Stored records ->
____________

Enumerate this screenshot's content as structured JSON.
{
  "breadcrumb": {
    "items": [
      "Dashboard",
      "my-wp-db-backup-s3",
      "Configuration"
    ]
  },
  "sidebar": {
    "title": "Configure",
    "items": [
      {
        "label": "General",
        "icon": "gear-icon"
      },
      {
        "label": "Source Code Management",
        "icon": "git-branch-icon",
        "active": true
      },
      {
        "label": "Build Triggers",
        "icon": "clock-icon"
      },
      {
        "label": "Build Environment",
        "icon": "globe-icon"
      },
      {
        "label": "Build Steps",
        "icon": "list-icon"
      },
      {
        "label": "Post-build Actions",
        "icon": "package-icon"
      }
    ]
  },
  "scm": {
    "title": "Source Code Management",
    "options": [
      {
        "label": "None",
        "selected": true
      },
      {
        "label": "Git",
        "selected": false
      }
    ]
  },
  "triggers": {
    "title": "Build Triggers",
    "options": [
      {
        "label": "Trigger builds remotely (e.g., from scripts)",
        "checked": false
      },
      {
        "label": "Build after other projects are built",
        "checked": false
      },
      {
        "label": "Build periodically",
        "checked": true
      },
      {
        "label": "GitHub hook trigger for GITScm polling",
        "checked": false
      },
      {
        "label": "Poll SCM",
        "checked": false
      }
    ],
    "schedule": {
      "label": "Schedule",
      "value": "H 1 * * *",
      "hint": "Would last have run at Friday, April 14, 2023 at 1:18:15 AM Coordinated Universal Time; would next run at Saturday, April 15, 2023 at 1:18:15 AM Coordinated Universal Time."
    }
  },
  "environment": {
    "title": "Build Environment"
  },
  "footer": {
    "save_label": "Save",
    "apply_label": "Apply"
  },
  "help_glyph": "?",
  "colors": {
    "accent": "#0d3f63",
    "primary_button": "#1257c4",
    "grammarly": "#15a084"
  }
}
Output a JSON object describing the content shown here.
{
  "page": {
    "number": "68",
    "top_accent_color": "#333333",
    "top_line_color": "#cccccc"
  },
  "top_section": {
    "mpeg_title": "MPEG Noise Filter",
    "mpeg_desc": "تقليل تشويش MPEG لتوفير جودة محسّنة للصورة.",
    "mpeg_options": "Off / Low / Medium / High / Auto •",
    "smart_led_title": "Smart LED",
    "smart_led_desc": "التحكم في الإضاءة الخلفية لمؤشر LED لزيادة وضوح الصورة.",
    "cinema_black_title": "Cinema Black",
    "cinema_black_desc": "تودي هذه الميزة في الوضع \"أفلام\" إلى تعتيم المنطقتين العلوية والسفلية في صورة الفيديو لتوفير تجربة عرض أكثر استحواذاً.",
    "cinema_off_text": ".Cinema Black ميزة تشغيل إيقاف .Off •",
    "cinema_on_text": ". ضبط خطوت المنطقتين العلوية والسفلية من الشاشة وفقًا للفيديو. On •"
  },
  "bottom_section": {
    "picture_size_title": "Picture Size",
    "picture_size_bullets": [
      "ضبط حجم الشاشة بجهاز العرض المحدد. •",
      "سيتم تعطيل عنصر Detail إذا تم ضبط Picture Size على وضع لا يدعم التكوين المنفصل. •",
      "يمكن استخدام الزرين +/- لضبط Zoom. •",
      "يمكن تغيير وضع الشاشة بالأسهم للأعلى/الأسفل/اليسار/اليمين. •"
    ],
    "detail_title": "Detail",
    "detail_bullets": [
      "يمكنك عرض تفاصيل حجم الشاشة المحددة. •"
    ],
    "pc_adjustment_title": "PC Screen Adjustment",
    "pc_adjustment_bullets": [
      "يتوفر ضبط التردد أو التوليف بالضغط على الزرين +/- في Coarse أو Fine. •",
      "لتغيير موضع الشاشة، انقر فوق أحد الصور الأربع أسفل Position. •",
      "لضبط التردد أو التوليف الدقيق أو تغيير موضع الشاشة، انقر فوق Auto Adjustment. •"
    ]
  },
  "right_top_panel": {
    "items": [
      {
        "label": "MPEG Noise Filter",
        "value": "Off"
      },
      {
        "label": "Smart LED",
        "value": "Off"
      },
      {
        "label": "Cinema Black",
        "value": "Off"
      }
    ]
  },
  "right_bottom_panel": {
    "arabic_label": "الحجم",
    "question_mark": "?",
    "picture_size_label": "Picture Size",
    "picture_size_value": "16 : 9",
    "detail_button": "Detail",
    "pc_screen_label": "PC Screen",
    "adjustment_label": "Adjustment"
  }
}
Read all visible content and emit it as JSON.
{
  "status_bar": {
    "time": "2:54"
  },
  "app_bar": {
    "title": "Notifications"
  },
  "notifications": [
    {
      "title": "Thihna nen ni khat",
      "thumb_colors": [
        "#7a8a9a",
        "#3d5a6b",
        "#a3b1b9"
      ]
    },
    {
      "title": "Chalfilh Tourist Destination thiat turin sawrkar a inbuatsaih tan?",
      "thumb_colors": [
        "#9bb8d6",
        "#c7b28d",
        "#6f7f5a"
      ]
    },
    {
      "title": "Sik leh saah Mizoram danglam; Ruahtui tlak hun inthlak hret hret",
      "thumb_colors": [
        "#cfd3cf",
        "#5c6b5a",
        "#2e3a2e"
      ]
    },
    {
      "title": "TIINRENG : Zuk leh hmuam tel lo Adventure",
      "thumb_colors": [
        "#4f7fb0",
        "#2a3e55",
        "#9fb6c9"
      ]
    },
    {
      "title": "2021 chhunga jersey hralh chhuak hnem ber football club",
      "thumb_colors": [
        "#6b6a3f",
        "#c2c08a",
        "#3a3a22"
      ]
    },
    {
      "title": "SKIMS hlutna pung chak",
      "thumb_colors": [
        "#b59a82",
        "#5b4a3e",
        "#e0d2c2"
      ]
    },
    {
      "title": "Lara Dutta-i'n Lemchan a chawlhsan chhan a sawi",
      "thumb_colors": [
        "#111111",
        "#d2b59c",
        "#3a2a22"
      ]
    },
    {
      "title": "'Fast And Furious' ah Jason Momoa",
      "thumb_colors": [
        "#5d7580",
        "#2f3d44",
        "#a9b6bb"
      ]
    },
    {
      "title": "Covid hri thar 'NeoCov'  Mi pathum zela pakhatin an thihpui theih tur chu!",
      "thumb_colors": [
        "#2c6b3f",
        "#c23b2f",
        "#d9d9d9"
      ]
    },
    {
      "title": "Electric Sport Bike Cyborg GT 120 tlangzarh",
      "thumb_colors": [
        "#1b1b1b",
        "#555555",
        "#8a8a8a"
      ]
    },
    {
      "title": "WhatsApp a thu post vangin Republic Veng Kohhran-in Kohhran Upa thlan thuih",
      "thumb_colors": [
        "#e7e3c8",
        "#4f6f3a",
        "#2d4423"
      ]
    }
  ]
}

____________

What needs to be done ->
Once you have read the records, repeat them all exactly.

The completed task ->
Enumerate this screenshot's content as structured JSON.
{
  "breadcrumb": {
    "items": [
      "Dashboard",
      "my-wp-db-backup-s3",
      "Configuration"
    ]
  },
  "sidebar": {
    "title": "Configure",
    "items": [
      {
        "label": "General",
        "icon": "gear-icon"
      },
      {
        "label": "Source Code Management",
        "icon": "git-branch-icon",
        "active": true
      },
      {
        "label": "Build Triggers",
        "icon": "clock-icon"
      },
      {
        "label": "Build Environment",
        "icon": "globe-icon"
      },
      {
        "label": "Build Steps",
        "icon": "list-icon"
      },
      {
        "label": "Post-build Actions",
        "icon": "package-icon"
      }
    ]
  },
  "scm": {
    "title": "Source Code Management",
    "options": [
      {
        "label": "None",
        "selected": true
      },
      {
        "label": "Git",
        "selected": false
      }
    ]
  },
  "triggers": {
    "title": "Build Triggers",
    "options": [
      {
        "label": "Trigger builds remotely (e.g., from scripts)",
        "checked": false
      },
      {
        "label": "Build after other projects are built",
        "checked": false
      },
      {
        "label": "Build periodically",
        "checked": true
      },
      {
        "label": "GitHub hook trigger for GITScm polling",
        "checked": false
      },
      {
        "label": "Poll SCM",
        "checked": false
      }
    ],
    "schedule": {
      "label": "Schedule",
      "value": "H 1 * * *",
      "hint": "Would last have run at Friday, April 14, 2023 at 1:18:15 AM Coordinated Universal Time; would next run at Saturday, April 15, 2023 at 1:18:15 AM Coordinated Universal Time."
    }
  },
  "environment": {
    "title": "Build Environment"
  },
  "footer": {
    "save_label": "Save",
    "apply_label": "Apply"
  },
  "help_glyph": "?",
  "colors": {
    "accent": "#0d3f63",
    "primary_button": "#1257c4",
    "grammarly": "#15a084"
  }
}
Output a JSON object describing the content shown here.
{
  "page": {
    "number": "68",
    "top_accent_color": "#333333",
    "top_line_color": "#cccccc"
  },
  "top_section": {
    "mpeg_title": "MPEG Noise Filter",
    "mpeg_desc": "تقليل تشويش MPEG لتوفير جودة محسّنة للصورة.",
    "mpeg_options": "Off / Low / Medium / High / Auto •",
    "smart_led_title": "Smart LED",
    "smart_led_desc": "التحكم في الإضاءة الخلفية لمؤشر LED لزيادة وضوح الصورة.",
    "cinema_black_title": "Cinema Black",
    "cinema_black_desc": "تودي هذه الميزة في الوضع \"أفلام\" إلى تعتيم المنطقتين العلوية والسفلية في صورة الفيديو لتوفير تجربة عرض أكثر استحواذاً.",
    "cinema_off_text": ".Cinema Black ميزة تشغيل إيقاف .Off •",
    "cinema_on_text": ". ضبط خطوت المنطقتين العلوية والسفلية من الشاشة وفقًا للفيديو. On •"
  },
  "bottom_section": {
    "picture_size_title": "Picture Size",
    "picture_size_bullets": [
      "ضبط حجم الشاشة بجهاز العرض المحدد. •",
      "سيتم تعطيل عنصر Detail إذا تم ضبط Picture Size على وضع لا يدعم التكوين المنفصل. •",
      "يمكن استخدام الزرين +/- لضبط Zoom. •",
      "يمكن تغيير وضع الشاشة بالأسهم للأعلى/الأسفل/اليسار/اليمين. •"
    ],
    "detail_title": "Detail",
    "detail_bullets": [
      "يمكنك عرض تفاصيل حجم الشاشة المحددة. •"
    ],
    "pc_adjustment_title": "PC Screen Adjustment",
    "pc_adjustment_bullets": [
      "يتوفر ضبط التردد أو التوليف بالضغط على الزرين +/- في Coarse أو Fine. •",
      "لتغيير موضع الشاشة، انقر فوق أحد الصور الأربع أسفل Position. •",
      "لضبط التردد أو التوليف الدقيق أو تغيير موضع الشاشة، انقر فوق Auto Adjustment. •"
    ]
  },
  "right_top_panel": {
    "items": [
      {
        "label": "MPEG Noise Filter",
        "value": "Off"
      },
      {
        "label": "Smart LED",
        "value": "Off"
      },
      {
        "label": "Cinema Black",
        "value": "Off"
      }
    ]
  },
  "right_bottom_panel": {
    "arabic_label": "الحجم",
    "question_mark": "?",
    "picture_size_label": "Picture Size",
    "picture_size_value": "16 : 9",
    "detail_button": "Detail",
    "pc_screen_label": "PC Screen",
    "adjustment_label": "Adjustment"
  }
}
Read all visible content and emit it as JSON.
{
  "status_bar": {
    "time": "2:54"
  },
  "app_bar": {
    "title": "Notifications"
  },
  "notifications": [
    {
      "title": "Thihna nen ni khat",
      "thumb_colors": [
        "#7a8a9a",
        "#3d5a6b",
        "#a3b1b9"
      ]
    },
    {
      "title": "Chalfilh Tourist Destination thiat turin sawrkar a inbuatsaih tan?",
      "thumb_colors": [
        "#9bb8d6",
        "#c7b28d",
        "#6f7f5a"
      ]
    },
    {
      "title": "Sik leh saah Mizoram danglam; Ruahtui tlak hun inthlak hret hret",
      "thumb_colors": [
        "#cfd3cf",
        "#5c6b5a",
        "#2e3a2e"
      ]
    },
    {
      "title": "TIINRENG : Zuk leh hmuam tel lo Adventure",
      "thumb_colors": [
        "#4f7fb0",
        "#2a3e55",
        "#9fb6c9"
      ]
    },
    {
      "title": "2021 chhunga jersey hralh chhuak hnem ber football club",
      "thumb_colors": [
        "#6b6a3f",
        "#c2c08a",
        "#3a3a22"
      ]
    },
    {
      "title": "SKIMS hlutna pung chak",
      "thumb_colors": [
        "#b59a82",
        "#5b4a3e",
        "#e0d2c2"
      ]
    },
    {
      "title": "Lara Dutta-i'n Lemchan a chawlhsan chhan a sawi",
      "thumb_colors": [
        "#111111",
        "#d2b59c",
        "#3a2a22"
      ]
    },
    {
      "title": "'Fast And Furious' ah Jason Momoa",
      "thumb_colors": [
        "#5d7580",
        "#2f3d44",
        "#a9b6bb"
      ]
    },
    {
      "title": "Covid hri thar 'NeoCov'  Mi pathum zela pakhatin an thihpui theih tur chu!",
      "thumb_colors": [
        "#2c6b3f",
        "#c23b2f",
        "#d9d9d9"
      ]
    },
    {
      "title": "Electric Sport Bike Cyborg GT 120 tlangzarh",
      "thumb_colors": [
        "#1b1b1b",
        "#555555",
        "#8a8a8a"
      ]
    },
    {
      "title": "WhatsApp a thu post vangin Republic Veng Kohhran-in Kohhran Upa thlan thuih",
      "thumb_colors": [
        "#e7e3c8",
        "#4f6f3a",
        "#2d4423"
      ]
    }
  ]
}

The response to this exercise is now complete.